Wondering what's better, a real or fake Christmas tree? Read our guide.

Here's how to rent a Christmas tree

Here's our Christmas gift guide for gardening gift ideas

Christmas tree care: how to look after your Christmas tree

Buy the best Christmas tree you can

Making sure your Christmas tree is still alive come Boxing Day, getting your tree from a reputable, local source is a key way of ensuring its longevity. It needs to have developed healthy roots which means it will continue to support its leaves and branches for as long as possible. What's more, getting a tree from a seller that is eco and sustainably minded is good for the planet. Avoid buying a tree with brown leaves or branches that snap: it's a surefire sign that your tree is already not that happy already. Here's our guide on how to buy the best tree

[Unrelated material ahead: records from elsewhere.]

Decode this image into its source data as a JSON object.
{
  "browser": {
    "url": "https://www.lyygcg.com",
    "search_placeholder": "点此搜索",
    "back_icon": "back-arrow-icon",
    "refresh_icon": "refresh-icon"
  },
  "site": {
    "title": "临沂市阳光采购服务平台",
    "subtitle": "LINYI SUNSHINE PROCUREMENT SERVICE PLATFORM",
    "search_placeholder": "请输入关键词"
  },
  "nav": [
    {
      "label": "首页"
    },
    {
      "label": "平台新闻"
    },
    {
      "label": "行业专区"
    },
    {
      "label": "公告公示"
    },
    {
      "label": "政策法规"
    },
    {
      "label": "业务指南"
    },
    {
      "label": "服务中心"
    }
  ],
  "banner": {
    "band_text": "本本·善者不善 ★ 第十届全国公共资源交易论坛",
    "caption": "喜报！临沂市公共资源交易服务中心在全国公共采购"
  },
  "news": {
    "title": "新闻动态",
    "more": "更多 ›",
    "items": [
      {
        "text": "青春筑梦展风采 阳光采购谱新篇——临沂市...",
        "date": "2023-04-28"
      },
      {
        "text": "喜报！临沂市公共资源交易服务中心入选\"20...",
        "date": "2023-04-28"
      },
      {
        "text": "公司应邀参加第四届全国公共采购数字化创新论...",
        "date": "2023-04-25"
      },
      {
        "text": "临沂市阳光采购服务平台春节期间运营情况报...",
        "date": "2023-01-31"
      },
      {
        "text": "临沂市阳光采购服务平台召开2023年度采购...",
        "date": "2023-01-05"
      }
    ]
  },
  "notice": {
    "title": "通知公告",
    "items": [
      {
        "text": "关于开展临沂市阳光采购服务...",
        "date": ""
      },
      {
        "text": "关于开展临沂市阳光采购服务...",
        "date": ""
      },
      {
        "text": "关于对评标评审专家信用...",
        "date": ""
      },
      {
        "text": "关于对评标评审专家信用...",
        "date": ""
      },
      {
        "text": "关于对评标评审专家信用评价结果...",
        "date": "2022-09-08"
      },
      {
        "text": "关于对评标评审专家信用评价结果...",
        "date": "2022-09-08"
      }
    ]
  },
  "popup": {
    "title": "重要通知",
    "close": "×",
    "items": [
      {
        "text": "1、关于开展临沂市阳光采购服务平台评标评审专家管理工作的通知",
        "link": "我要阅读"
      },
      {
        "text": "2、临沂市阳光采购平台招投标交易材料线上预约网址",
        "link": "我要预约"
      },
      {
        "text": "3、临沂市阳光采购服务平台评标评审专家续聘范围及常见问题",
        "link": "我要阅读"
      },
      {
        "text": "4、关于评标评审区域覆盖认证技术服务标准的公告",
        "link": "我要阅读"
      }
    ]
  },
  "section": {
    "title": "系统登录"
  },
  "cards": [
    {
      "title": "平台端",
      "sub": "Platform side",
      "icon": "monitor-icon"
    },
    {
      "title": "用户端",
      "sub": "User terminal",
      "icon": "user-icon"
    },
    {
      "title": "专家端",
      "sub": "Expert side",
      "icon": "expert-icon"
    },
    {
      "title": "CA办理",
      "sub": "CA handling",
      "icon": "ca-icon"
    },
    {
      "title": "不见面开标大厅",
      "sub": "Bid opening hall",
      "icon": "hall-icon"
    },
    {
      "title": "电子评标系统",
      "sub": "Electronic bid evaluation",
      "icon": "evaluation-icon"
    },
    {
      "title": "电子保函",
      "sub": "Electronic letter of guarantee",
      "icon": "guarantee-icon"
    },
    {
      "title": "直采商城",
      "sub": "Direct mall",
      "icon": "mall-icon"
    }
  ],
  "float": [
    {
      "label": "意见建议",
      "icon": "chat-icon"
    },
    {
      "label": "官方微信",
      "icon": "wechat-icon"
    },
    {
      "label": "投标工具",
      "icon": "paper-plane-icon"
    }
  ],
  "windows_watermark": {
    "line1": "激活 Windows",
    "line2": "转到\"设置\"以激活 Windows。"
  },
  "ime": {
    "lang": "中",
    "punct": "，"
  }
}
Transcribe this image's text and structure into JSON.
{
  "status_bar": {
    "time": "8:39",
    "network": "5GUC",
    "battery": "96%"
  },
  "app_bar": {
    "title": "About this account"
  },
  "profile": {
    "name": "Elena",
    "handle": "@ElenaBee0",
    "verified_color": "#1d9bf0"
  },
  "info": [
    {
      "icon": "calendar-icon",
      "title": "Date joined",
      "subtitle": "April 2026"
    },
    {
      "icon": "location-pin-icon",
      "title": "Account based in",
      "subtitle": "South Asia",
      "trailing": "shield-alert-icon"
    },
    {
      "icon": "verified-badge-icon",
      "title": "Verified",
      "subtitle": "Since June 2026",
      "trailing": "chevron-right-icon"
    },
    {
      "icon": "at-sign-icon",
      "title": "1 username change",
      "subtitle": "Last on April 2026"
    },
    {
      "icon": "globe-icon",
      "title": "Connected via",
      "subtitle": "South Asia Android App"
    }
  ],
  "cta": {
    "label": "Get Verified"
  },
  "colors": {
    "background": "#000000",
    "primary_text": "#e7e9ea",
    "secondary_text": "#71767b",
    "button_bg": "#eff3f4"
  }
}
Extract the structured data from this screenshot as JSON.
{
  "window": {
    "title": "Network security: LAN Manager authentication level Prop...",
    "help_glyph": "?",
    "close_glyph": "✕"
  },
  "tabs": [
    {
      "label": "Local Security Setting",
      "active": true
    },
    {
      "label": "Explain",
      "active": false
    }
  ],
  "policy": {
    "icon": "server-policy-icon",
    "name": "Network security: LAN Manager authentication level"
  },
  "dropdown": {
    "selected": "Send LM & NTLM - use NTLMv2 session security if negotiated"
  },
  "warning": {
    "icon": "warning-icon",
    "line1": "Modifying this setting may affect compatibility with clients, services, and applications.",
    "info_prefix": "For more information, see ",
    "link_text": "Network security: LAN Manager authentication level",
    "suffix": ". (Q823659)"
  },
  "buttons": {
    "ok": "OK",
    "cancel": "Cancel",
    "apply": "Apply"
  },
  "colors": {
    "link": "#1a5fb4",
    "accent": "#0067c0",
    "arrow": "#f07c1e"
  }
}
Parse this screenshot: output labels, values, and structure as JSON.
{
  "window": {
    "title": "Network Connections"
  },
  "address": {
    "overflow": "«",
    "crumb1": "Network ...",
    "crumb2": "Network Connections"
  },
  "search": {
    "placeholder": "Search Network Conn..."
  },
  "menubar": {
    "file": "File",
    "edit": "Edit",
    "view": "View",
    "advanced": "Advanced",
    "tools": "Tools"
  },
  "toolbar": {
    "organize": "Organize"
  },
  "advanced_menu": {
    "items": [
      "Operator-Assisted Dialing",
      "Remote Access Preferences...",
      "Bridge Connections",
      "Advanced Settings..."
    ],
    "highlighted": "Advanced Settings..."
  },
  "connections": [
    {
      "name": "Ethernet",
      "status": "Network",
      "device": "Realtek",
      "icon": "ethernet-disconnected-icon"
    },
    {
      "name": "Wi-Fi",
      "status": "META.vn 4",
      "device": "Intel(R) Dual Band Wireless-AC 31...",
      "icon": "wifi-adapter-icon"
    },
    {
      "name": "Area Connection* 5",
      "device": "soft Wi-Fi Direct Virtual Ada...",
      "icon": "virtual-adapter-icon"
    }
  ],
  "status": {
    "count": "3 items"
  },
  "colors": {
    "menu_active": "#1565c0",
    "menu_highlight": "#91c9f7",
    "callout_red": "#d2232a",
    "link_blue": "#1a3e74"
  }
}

Getting your Christmas tree

Give your Christmas tree some water, and make sure its topped up

Once you've popped your tree in its stand, always add water. While its roots may not be there anymore, the tree can still absorb water. This will help keep it hydrated and help to keep its leaves on its branches rather than on your floor.

If you're able, sawing off a few centimetres from the trunk. A little like you might with flowers from the supermarket. It will get rid of any hard sap and make it easier for the tree to drink.

Don't put your tree near a heater!

It's used to the cold outside, so avoid, at all costs, putting your tree near a radiator that you use regularly. The heat will dry the tree out and it will very quickly wilt.

Caring for Christmas trees in pots

It's a similar message for Christmas trees in pots, keep hydrated and don't over heat. A good thing to do with your tree in a pot is to acclimatise it to the heat before you bring it indoors properly. Could you pop it in a sheltered garage for a few days before you bring it into the front room?

When you've finished with it inside, do a similar thing to make sure it isn't shocked by the cold.


Once you've finished with it the first year, best to repot it in a bigger pot to give it some space to grow. And if you're leaving it in the garden, make sure its in a spot with lots of light.

Don't miss our Christmas hub page for all your festive needs


Daisy Bowie-Sell is digital editor of Gardens Illustrated. She has previously worked as a journalist for publications including the Daily Telegraph, WhatsOnStage and Time Out London